WORK ORDER:
Return the number of lines below with "mnemonic" in them, and nothing else.

===== INPUT FOR THIS TASK =====

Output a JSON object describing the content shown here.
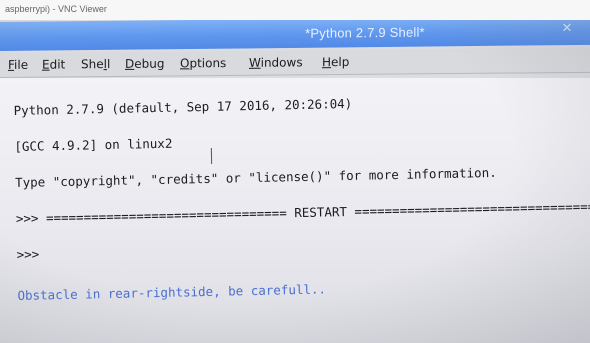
{
  "vnc": {
    "title": "aspberrypi) - VNC Viewer"
  },
  "window": {
    "title": "*Python 2.7.9 Shell*",
    "close_glyph": "✕"
  },
  "menu": {
    "items": [
      {
        "mnemonic": "F",
        "rest": "ile"
      },
      {
        "mnemonic": "E",
        "rest": "dit"
      },
      {
        "prefix": "She",
        "mnemonic": "l",
        "rest": "l"
      },
      {
        "mnemonic": "D",
        "rest": "ebug"
      },
      {
        "mnemonic": "O",
        "rest": "ptions"
      },
      {
        "mnemonic": "W",
        "rest": "indows"
      },
      {
        "mnemonic": "H",
        "rest": "elp"
      }
    ]
  },
  "shell": {
    "lines": [
      "Python 2.7.9 (default, Sep 17 2016, 20:26:04)",
      "[GCC 4.9.2] on linux2",
      "Type \"copyright\", \"credits\" or \"license()\" for more information.",
      ">>> ================================ RESTART ================================",
      ">>> "
    ],
    "output": "Obstacle in rear-rightside, be carefull.."
  },
  "colors": {
    "title_bar": "#5f97ee",
    "output_text": "#4a6fd0",
    "menu_bg": "#d9dade"
  }
}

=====

FINAL ANSWER:
7